Directions for this task →
When a line below contains the string "level", show that line.

[Dataset rows for apps and sites]

◇ ◇ ◇ ◇

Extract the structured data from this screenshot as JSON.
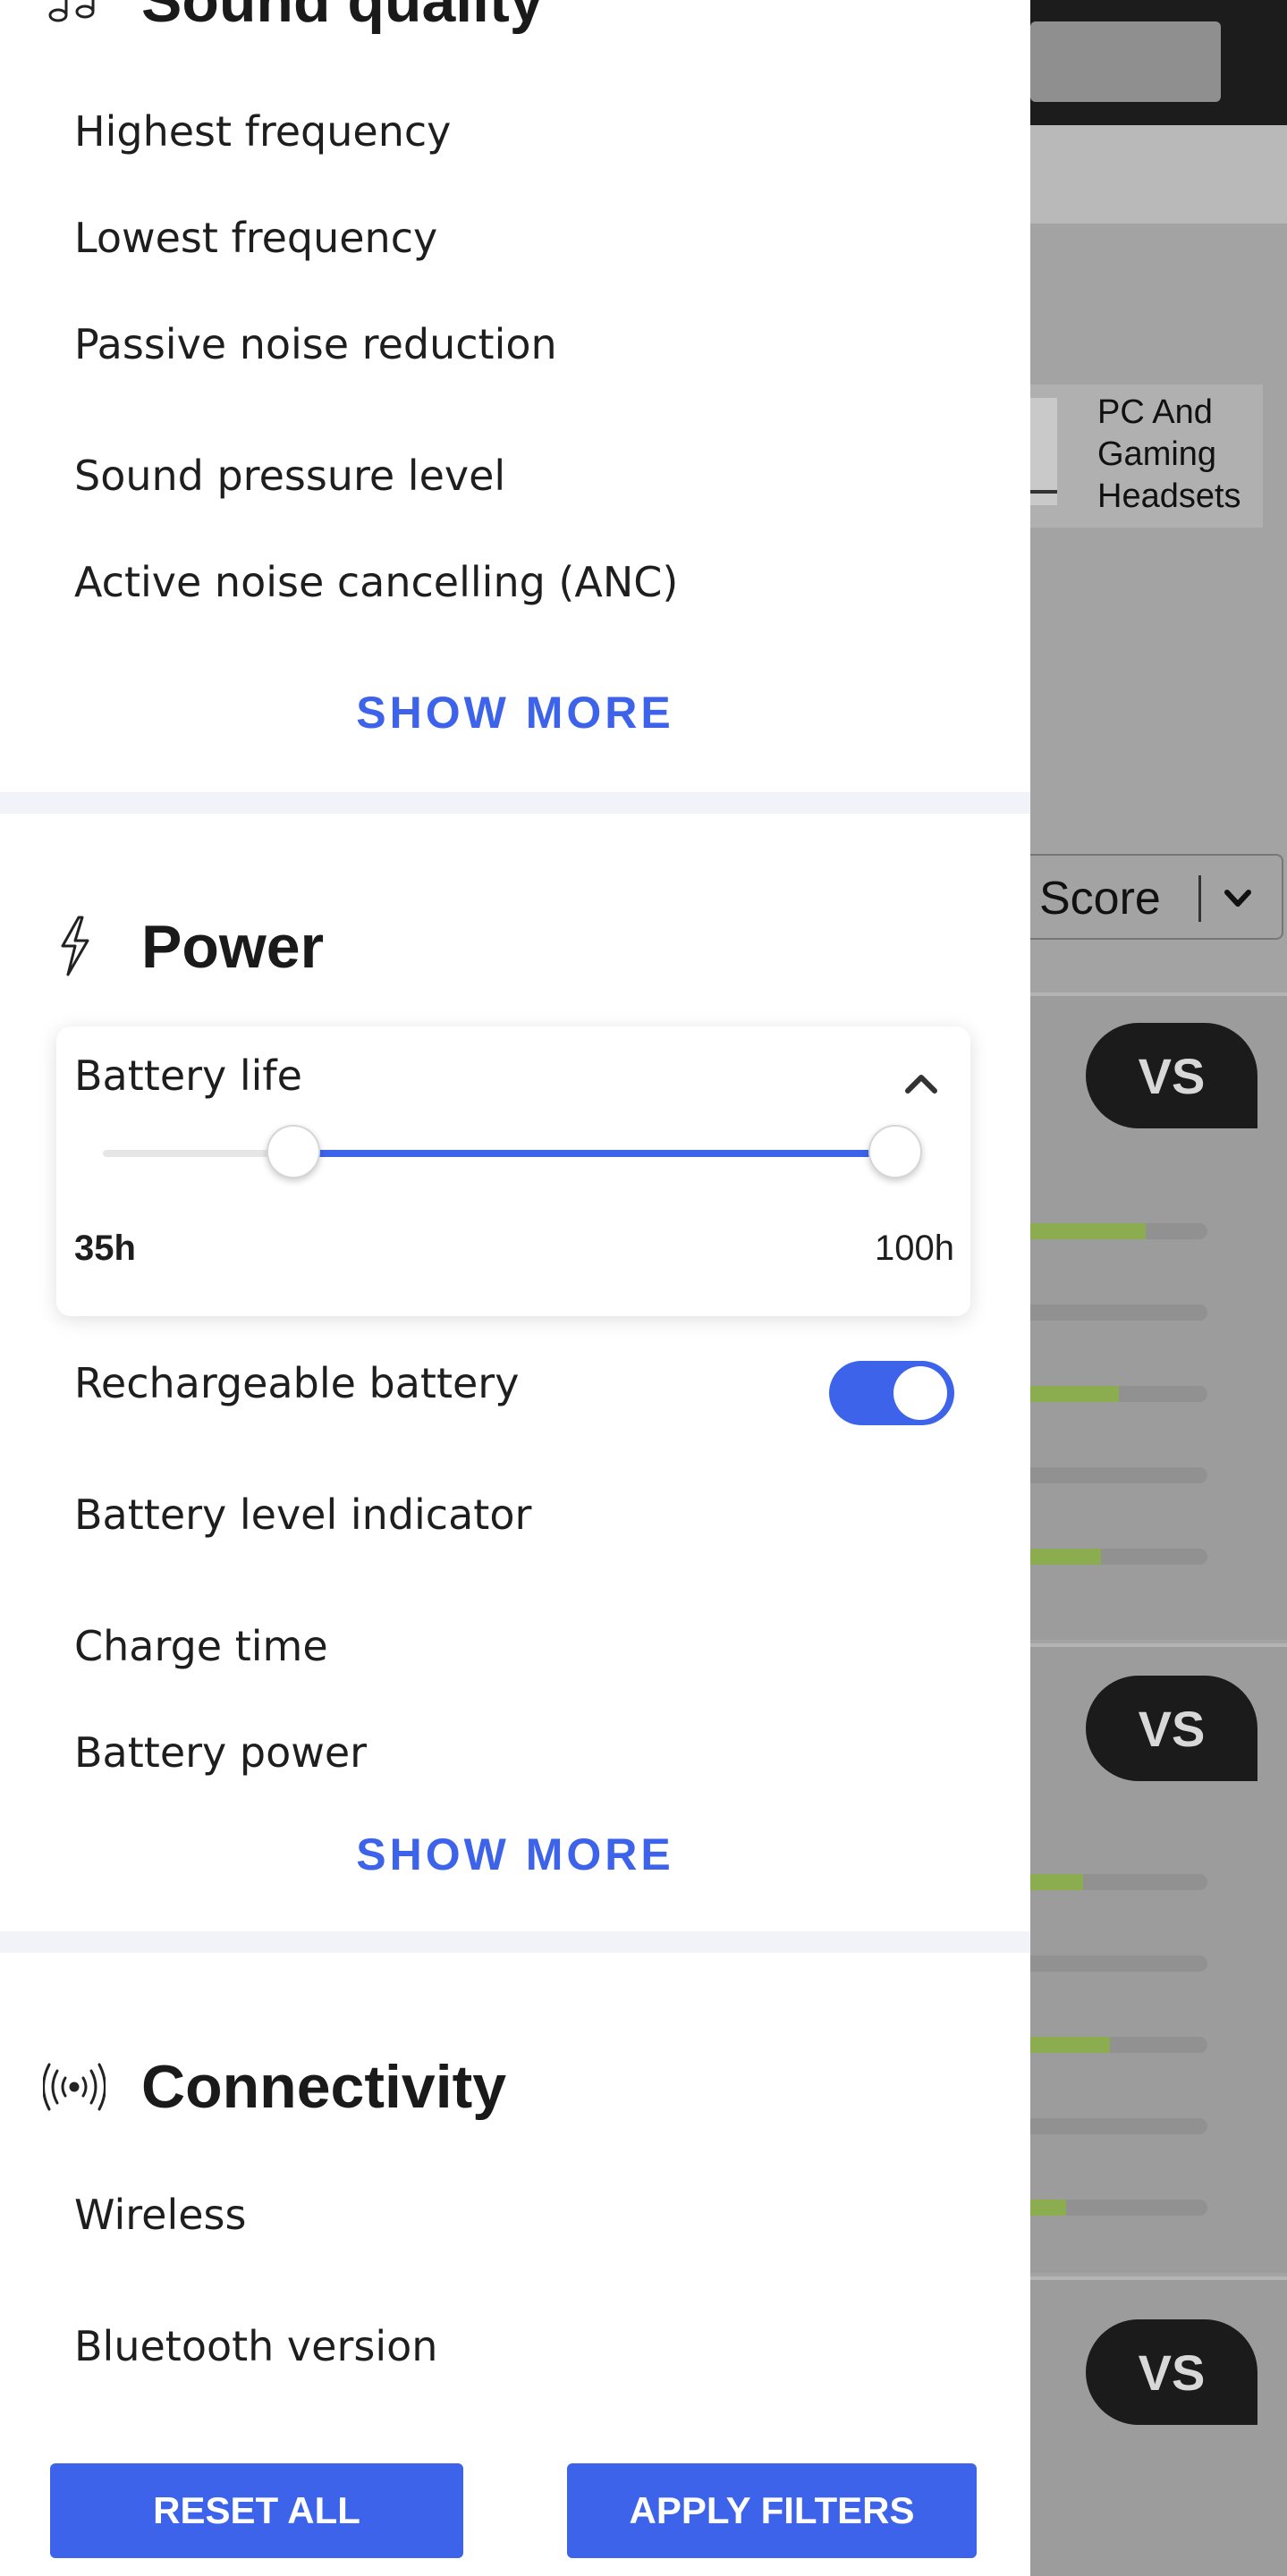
{
  "background": {
    "category_label": "PC And Gaming Headsets",
    "sort_label": "Score",
    "vs_badge": "VS",
    "cards": [
      {
        "bars": [
          0.65,
          0,
          0.5,
          0,
          0.4
        ]
      },
      {
        "bars": [
          0.3,
          0,
          0.45,
          0,
          0.2
        ]
      }
    ]
  },
  "filters": {
    "sound_quality": {
      "title": "Sound quality",
      "icon": "music-notes-icon",
      "items": [
        "Highest frequency",
        "Lowest frequency",
        "Passive noise reduction",
        "Sound pressure level",
        "Active noise cancelling (ANC)"
      ],
      "show_more": "SHOW MORE"
    },
    "power": {
      "title": "Power",
      "icon": "lightning-icon",
      "battery_life": {
        "label": "Battery life",
        "min_label": "35h",
        "max_label": "100h",
        "range_start_fraction": 0.24,
        "range_end_fraction": 1.0
      },
      "rechargeable_battery": {
        "label": "Rechargeable battery",
        "enabled": true
      },
      "items": [
        "Battery level indicator",
        "Charge time",
        "Battery power"
      ],
      "show_more": "SHOW MORE"
    },
    "connectivity": {
      "title": "Connectivity",
      "icon": "wireless-signal-icon",
      "items": [
        "Wireless",
        "Bluetooth version"
      ]
    }
  },
  "footer": {
    "reset_label": "RESET ALL",
    "apply_label": "APPLY FILTERS"
  },
  "colors": {
    "accent": "#3d63ea",
    "score_bar": "#8bac4f"
  }
}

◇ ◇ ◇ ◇

Written answer →
        "Sound pressure level",
        "Battery level indicator",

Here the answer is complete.